Several documentary films dealing with issues related to the sanctuary of Our Lady of Lourdes have already been released. Not long ago, in these pages, we reviewed Hospitallers. The hands of the Virgin, by Jesus Garcia Colomer. But the documentary that opens this week is different. Different in general from this type of documentaries based on testimonies of conversion or supernatural experiences.
To begin with, the directors, Thierry Demaizière and Alban Teurlai, are not believers. Therefore, they do not intend to evangelize or catechize. They have nothing to defend and nothing to safeguard. They have gone to Lourdes without prejudice, without preconceived ideas. And they have gone to observe, to see what happens there. Without filters, with authenticity, only guided by the desire to faithfully reflect the truth of what is happening. Without censoring anything or manipulating. And they have put the camera at the service of this purpose. The camera, but also their aesthetic and artistic sense of filmmakers. In this way, the viewer becomes a silent and discreet witness of so many things that happen in the hearts of pilgrims.
The directors, in addition to showing us with great sensitivity many general situations of the sanctuary, focus their attention on some specific cases of various kinds. For example, we follow a man who goes on a pilgrimage with his son. He has left his wife and his other seriously ill son at home. They are going to pray. The directors have had the wisdom to record the prayers of this father of a family that we can listen to in off. They use this resource with other characters and it is one of the great dramatic and aesthetic successes of the film. Another case is that of an older man who has problems with his gender identity, and habitually cross-dresses. He is going to ask Our Lady to help him, because he suffers a lot. He is a very devout man who likes to be an acolyte at the Eucharist. And he does it with impeccable recollection. We will also see a group of prostitutes who go with a priest to put themselves in the hands of Mary. And some gypsies. And a man who after a failed suicide attempt has been left disabled.
We don’t know how their stories end. We do not know how the Virgin responds to her requests. No matter. It is not the goal of this movie. The documentary enters fully into the suffering and pain, declined in many facets, and into the deep religious sense of the human being. It is not a small thing. And the filmmakers do it with an exquisite sense of taste. With elegance. No shrillness. Without looking for effects and melodramas.

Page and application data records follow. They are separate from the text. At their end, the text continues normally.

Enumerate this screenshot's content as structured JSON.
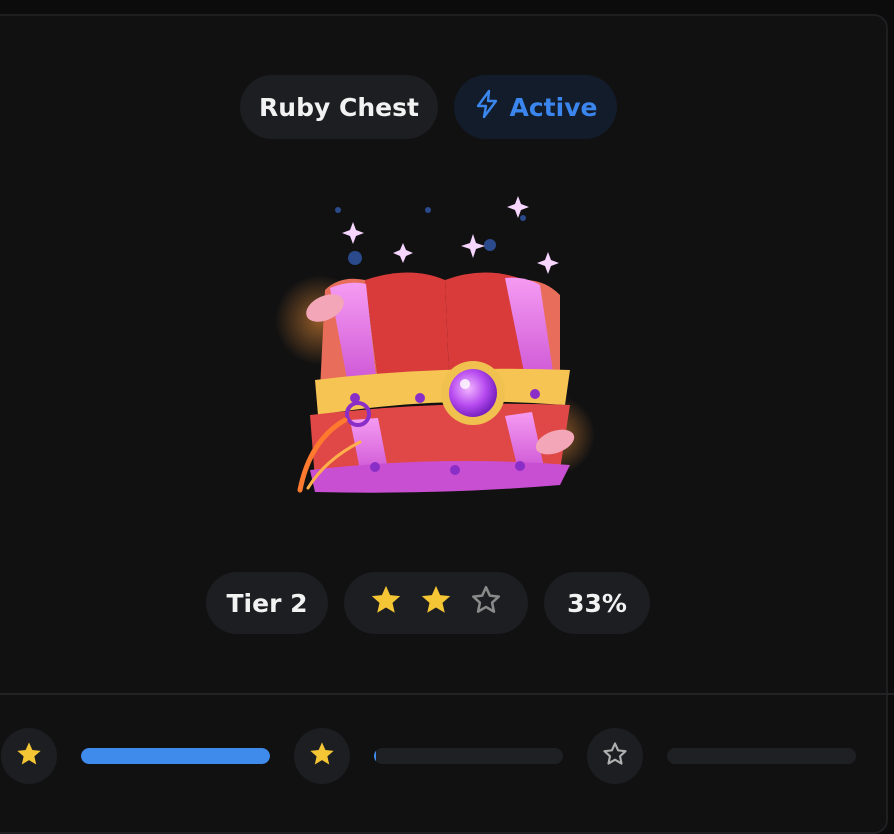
{
  "chest": {
    "name": "Ruby Chest",
    "status": "Active",
    "tier": "Tier 2",
    "stars_filled": 2,
    "stars_total": 3,
    "progress_text": "33%"
  },
  "track": {
    "nodes": [
      {
        "icon": "star-filled-icon",
        "segment_fill": 1.0
      },
      {
        "icon": "star-filled-icon",
        "segment_fill": 0.01
      },
      {
        "icon": "star-outline-icon",
        "segment_fill": 0.0
      }
    ]
  },
  "colors": {
    "accent": "#3b86ee",
    "star": "#f4c534",
    "star_empty": "#8a8a8a",
    "pill_bg": "#1d1e21"
  }
}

The film has its origin in a married couple who are friends with Alban Teurlai, who, upon returning from Lourdes, told the filmmaker about their experience, which aroused curiosity and interest. Lourdes it premiered in France before the pandemic, in 2019, and achieved remarkable viewing figures. It was even nominated for best documentary at the César Awards, which are like the Goyas, but from the French Academy. A film that leaves a mark on those who see it.
Thierry Demaizière and Alban Teurlai